- Ermakova EO, Nurtdinov RN, Gelfand MS: Fast rate of evolution in alternatively spliced coding regions of mammalian genes. BMC Genomics. 2006, 7: 84-10.1186/1471-2164-7-84.PubMed CentralView ArticlePubMedGoogle Scholar
- Chen FC, Wang SS, Chen CJ, Li WH, Chuang TJ: Alternatively and constitutively spliced exons are subject to different evolutionary forces. Mol Biol Evol. 2006, 23: 675-682. 10.1093/molbev/msj081.View ArticlePubMedGoogle Scholar
- Ramensky VE, Nurtdinov RN, Neverov AD, Mironov AA, Gelfand MS: Positive selection in alternatively spliced exons of human genes. Am J Hum Genet. 2008, 1: 94-98. 10.1016/j.ajhg.2008.05.017.View ArticleGoogle Scholar
- Kan Z, States D, Gish W: Selecting for functional alternative splices in ESTs. Genome Res. 2002, 12: 1837-1845. 10.1101/gr.764102.PubMed CentralView ArticlePubMedGoogle Scholar
- Springer MS, Murphy WJ, Eizirik E, O'Brien SJ: Placental mammal diversification and the Cretaceous-Tertiary boundary. Proc Natl Acad Sci USA. 2003, 100: 1056-1061. 10.1073/pnas.0334222100.PubMed CentralView ArticlePubMedGoogle Scholar
- Xing Y, Lee C: Alternative splicing and RNA selection pressure – evolutionary consequences for eukaryotic genomes. Nat Rev Genet. 2006, 7: 499-509. 10.1038/nrg1896.View ArticlePubMedGoogle Scholar
- Ast G: How did alternative splicing evolve?. Nat Rev Genet. 2004, 10: 773-782. 10.1038/nrg1451.View ArticleGoogle Scholar
- Ben-Dov C, Hartmann B, Lundgren J, Valcárcel J: Genome-wide analysis of alternative pre-mRNA splicing. J Biol Chem. 2008, 3: 1229-1233.View ArticleGoogle Scholar
- The NCBI Homologene Database. [http://www.ncbi.nlm.nih.gov/sites/entrez/query.fcgi?db=homologene]
- The NCBI EntrezGene Database. [http://www.ncbi.nlm.nih.gov/sites/entrez?db=gene]

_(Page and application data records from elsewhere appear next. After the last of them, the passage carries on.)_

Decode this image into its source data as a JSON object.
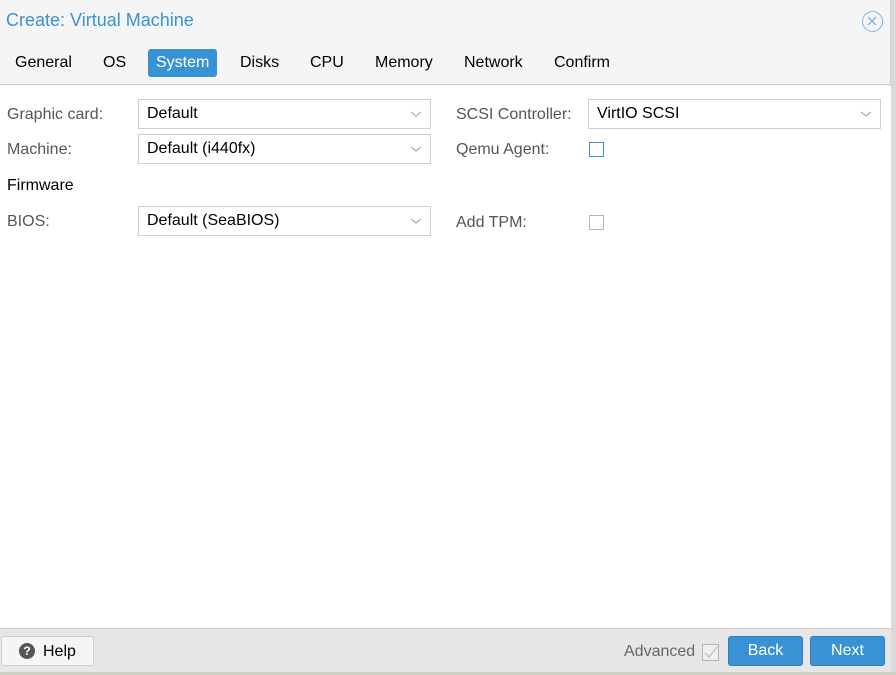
{
  "dialog": {
    "title": "Create: Virtual Machine",
    "close_icon": "close-circle-icon"
  },
  "tabs": [
    {
      "label": "General",
      "active": false
    },
    {
      "label": "OS",
      "active": false
    },
    {
      "label": "System",
      "active": true
    },
    {
      "label": "Disks",
      "active": false
    },
    {
      "label": "CPU",
      "active": false
    },
    {
      "label": "Memory",
      "active": false
    },
    {
      "label": "Network",
      "active": false
    },
    {
      "label": "Confirm",
      "active": false
    }
  ],
  "form": {
    "graphic_card": {
      "label": "Graphic card:",
      "value": "Default"
    },
    "machine": {
      "label": "Machine:",
      "value": "Default (i440fx)"
    },
    "firmware_heading": "Firmware",
    "bios": {
      "label": "BIOS:",
      "value": "Default (SeaBIOS)"
    },
    "scsi_controller": {
      "label": "SCSI Controller:",
      "value": "VirtIO SCSI"
    },
    "qemu_agent": {
      "label": "Qemu Agent:",
      "checked": false
    },
    "add_tpm": {
      "label": "Add TPM:",
      "checked": false
    }
  },
  "footer": {
    "help_label": "Help",
    "help_icon": "question-circle-icon",
    "advanced_label": "Advanced",
    "advanced_checked": true,
    "back_label": "Back",
    "next_label": "Next"
  },
  "colors": {
    "accent": "#3892d4",
    "header_bg": "#f5f5f5",
    "footer_bg": "#e6e6e6"
  }
}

- Kent WJ: BLAT – the BLAST-like alignment tool. Genome Res. 2002, 12: 656-664.PubMed CentralView ArticlePubMedGoogle Scholar
- Mironov AA, Fickett JW, Gelfand MS: Frequent alternative splicing of human genes. Genome Res. 1999, 9: 1288-1293. 10.1101/gr.9.12.1288.PubMed CentralView ArticlePubMedGoogle Scholar

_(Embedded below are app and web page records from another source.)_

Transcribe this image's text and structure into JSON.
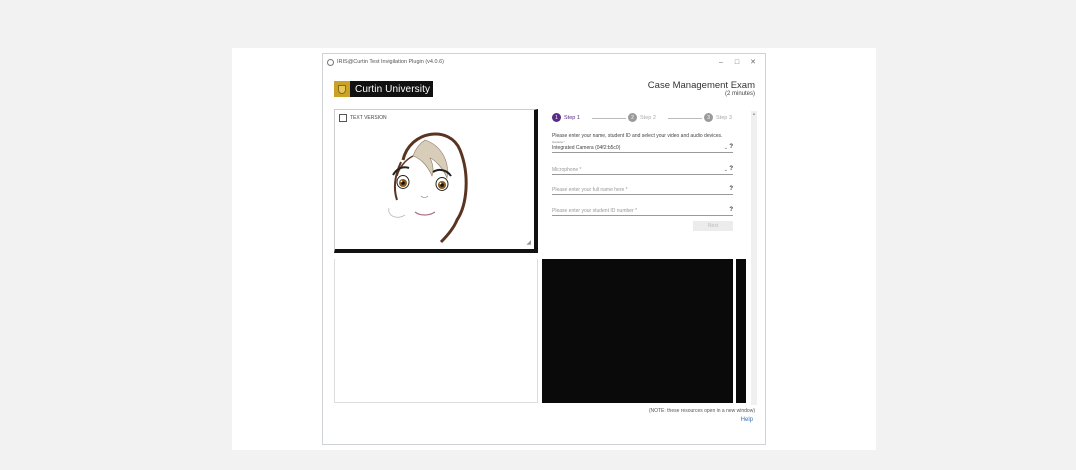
{
  "window": {
    "title": "IRIS@Curtin Test Invigilation Plugin (v4.0.6)",
    "controls": [
      "–",
      "□",
      "✕"
    ]
  },
  "header": {
    "logo_text": "Curtin University",
    "exam_title": "Case Management Exam",
    "exam_duration": "(2 minutes)"
  },
  "avatar_panel": {
    "text_version_label": "TEXT VERSION"
  },
  "stepper": {
    "steps": [
      {
        "num": "1",
        "label": "Step 1"
      },
      {
        "num": "2",
        "label": "Step 2"
      },
      {
        "num": "3",
        "label": "Step 3"
      }
    ]
  },
  "form": {
    "instructions": "Please enter your name, student ID and select your video and audio devices.",
    "camera": {
      "label": "Camera *",
      "value": "Integrated Camera (04f2:b5c0)",
      "help": "?"
    },
    "microphone": {
      "placeholder": "Microphone *",
      "help": "?"
    },
    "full_name": {
      "placeholder": "Please enter your full name here *",
      "help": "?"
    },
    "student_id": {
      "placeholder": "Please enter your student ID number *",
      "help": "?"
    },
    "next_label": "Next"
  },
  "footer": {
    "note": "(NOTE: these resources open in a new window)",
    "help_label": "Help"
  },
  "colors": {
    "accent": "#5b2a86",
    "logo_gold": "#c9a227",
    "video_bg": "#0a0a0a"
  }
}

- Mironov AA, Novichkov PS, Gelfand MS: Pro-Frame: similarity-based gene recognition in eukaryotic DNA sequences with errors. Bioinformatics. 2001, 1: 13-15. 10.1093/bioinformatics/17.1.13.View ArticleGoogle Scholar
- Novichkov PS, Gelfand MS, Mironov AA: Gene recognition in eukaryotic DNA by comparison of genomic sequences. Bioinformatics. 2001, 11: 1011-1018. 10.1093/bioinformatics/17.11.1011.View ArticleGoogle Scholar